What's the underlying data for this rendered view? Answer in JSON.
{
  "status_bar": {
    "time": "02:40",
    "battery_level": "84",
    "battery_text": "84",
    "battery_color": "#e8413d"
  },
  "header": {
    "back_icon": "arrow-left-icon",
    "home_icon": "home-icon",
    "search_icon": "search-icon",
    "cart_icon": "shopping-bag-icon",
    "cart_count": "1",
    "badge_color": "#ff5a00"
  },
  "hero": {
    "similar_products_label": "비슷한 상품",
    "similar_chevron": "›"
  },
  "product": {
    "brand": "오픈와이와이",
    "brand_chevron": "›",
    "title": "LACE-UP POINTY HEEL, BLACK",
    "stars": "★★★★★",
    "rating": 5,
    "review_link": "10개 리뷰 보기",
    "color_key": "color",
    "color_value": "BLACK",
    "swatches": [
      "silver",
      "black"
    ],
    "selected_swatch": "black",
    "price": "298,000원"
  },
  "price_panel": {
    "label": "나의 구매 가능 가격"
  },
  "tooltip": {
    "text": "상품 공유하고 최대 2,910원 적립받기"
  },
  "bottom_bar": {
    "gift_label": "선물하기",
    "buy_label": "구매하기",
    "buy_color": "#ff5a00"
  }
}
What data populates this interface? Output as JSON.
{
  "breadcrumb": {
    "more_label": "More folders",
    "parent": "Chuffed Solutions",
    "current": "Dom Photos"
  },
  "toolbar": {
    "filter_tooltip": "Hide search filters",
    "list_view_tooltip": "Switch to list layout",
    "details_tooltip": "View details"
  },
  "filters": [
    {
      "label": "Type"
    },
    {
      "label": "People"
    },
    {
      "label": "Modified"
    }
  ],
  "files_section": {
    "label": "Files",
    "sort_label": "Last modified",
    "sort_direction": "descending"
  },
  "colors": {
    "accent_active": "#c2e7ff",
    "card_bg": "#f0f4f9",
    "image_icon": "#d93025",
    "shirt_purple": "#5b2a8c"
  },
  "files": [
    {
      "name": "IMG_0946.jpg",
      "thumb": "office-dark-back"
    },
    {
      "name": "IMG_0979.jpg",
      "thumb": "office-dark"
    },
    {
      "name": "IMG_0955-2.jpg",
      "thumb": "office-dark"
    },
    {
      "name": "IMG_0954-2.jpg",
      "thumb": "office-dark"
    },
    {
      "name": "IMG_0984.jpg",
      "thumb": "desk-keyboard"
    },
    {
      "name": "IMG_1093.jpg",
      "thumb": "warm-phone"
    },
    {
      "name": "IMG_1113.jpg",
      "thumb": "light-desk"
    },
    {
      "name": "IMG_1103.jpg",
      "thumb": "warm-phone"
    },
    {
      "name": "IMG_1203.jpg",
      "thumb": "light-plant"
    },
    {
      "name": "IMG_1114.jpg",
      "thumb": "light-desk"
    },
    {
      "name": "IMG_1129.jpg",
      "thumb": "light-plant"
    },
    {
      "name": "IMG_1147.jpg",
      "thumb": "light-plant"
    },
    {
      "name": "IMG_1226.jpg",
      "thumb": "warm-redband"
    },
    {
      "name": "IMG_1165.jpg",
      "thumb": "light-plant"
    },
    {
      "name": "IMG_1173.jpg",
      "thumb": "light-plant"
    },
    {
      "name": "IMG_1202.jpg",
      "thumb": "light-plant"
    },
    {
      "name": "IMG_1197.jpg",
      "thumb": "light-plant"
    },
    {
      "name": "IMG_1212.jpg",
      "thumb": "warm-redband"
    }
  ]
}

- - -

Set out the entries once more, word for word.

What's the underlying data for this rendered view? Answer in JSON.
{
  "status_bar": {
    "time": "02:40",
    "battery_level": "84",
    "battery_text": "84",
    "battery_color": "#e8413d"
  },
  "header": {
    "back_icon": "arrow-left-icon",
    "home_icon": "home-icon",
    "search_icon": "search-icon",
    "cart_icon": "shopping-bag-icon",
    "cart_count": "1",
    "badge_color": "#ff5a00"
  },
  "hero": {
    "similar_products_label": "비슷한 상품",
    "similar_chevron": "›"
  },
  "product": {
    "brand": "오픈와이와이",
    "brand_chevron": "›",
    "title": "LACE-UP POINTY HEEL, BLACK",
    "stars": "★★★★★",
    "rating": 5,
    "review_link": "10개 리뷰 보기",
    "color_key": "color",
    "color_value": "BLACK",
    "swatches": [
      "silver",
      "black"
    ],
    "selected_swatch": "black",
    "price": "298,000원"
  },
  "price_panel": {
    "label": "나의 구매 가능 가격"
  },
  "tooltip": {
    "text": "상품 공유하고 최대 2,910원 적립받기"
  },
  "bottom_bar": {
    "gift_label": "선물하기",
    "buy_label": "구매하기",
    "buy_color": "#ff5a00"
  }
}
What data populates this interface? Output as JSON.
{
  "breadcrumb": {
    "more_label": "More folders",
    "parent": "Chuffed Solutions",
    "current": "Dom Photos"
  },
  "toolbar": {
    "filter_tooltip": "Hide search filters",
    "list_view_tooltip": "Switch to list layout",
    "details_tooltip": "View details"
  },
  "filters": [
    {
      "label": "Type"
    },
    {
      "label": "People"
    },
    {
      "label": "Modified"
    }
  ],
  "files_section": {
    "label": "Files",
    "sort_label": "Last modified",
    "sort_direction": "descending"
  },
  "colors": {
    "accent_active": "#c2e7ff",
    "card_bg": "#f0f4f9",
    "image_icon": "#d93025",
    "shirt_purple": "#5b2a8c"
  },
  "files": [
    {
      "name": "IMG_0946.jpg",
      "thumb": "office-dark-back"
    },
    {
      "name": "IMG_0979.jpg",
      "thumb": "office-dark"
    },
    {
      "name": "IMG_0955-2.jpg",
      "thumb": "office-dark"
    },
    {
      "name": "IMG_0954-2.jpg",
      "thumb": "office-dark"
    },
    {
      "name": "IMG_0984.jpg",
      "thumb": "desk-keyboard"
    },
    {
      "name": "IMG_1093.jpg",
      "thumb": "warm-phone"
    },
    {
      "name": "IMG_1113.jpg",
      "thumb": "light-desk"
    },
    {
      "name": "IMG_1103.jpg",
      "thumb": "warm-phone"
    },
    {
      "name": "IMG_1203.jpg",
      "thumb": "light-plant"
    },
    {
      "name": "IMG_1114.jpg",
      "thumb": "light-desk"
    },
    {
      "name": "IMG_1129.jpg",
      "thumb": "light-plant"
    },
    {
      "name": "IMG_1147.jpg",
      "thumb": "light-plant"
    },
    {
      "name": "IMG_1226.jpg",
      "thumb": "warm-redband"
    },
    {
      "name": "IMG_1165.jpg",
      "thumb": "light-plant"
    },
    {
      "name": "IMG_1173.jpg",
      "thumb": "light-plant"
    },
    {
      "name": "IMG_1202.jpg",
      "thumb": "light-plant"
    },
    {
      "name": "IMG_1197.jpg",
      "thumb": "light-plant"
    },
    {
      "name": "IMG_1212.jpg",
      "thumb": "warm-redband"
    }
  ]
}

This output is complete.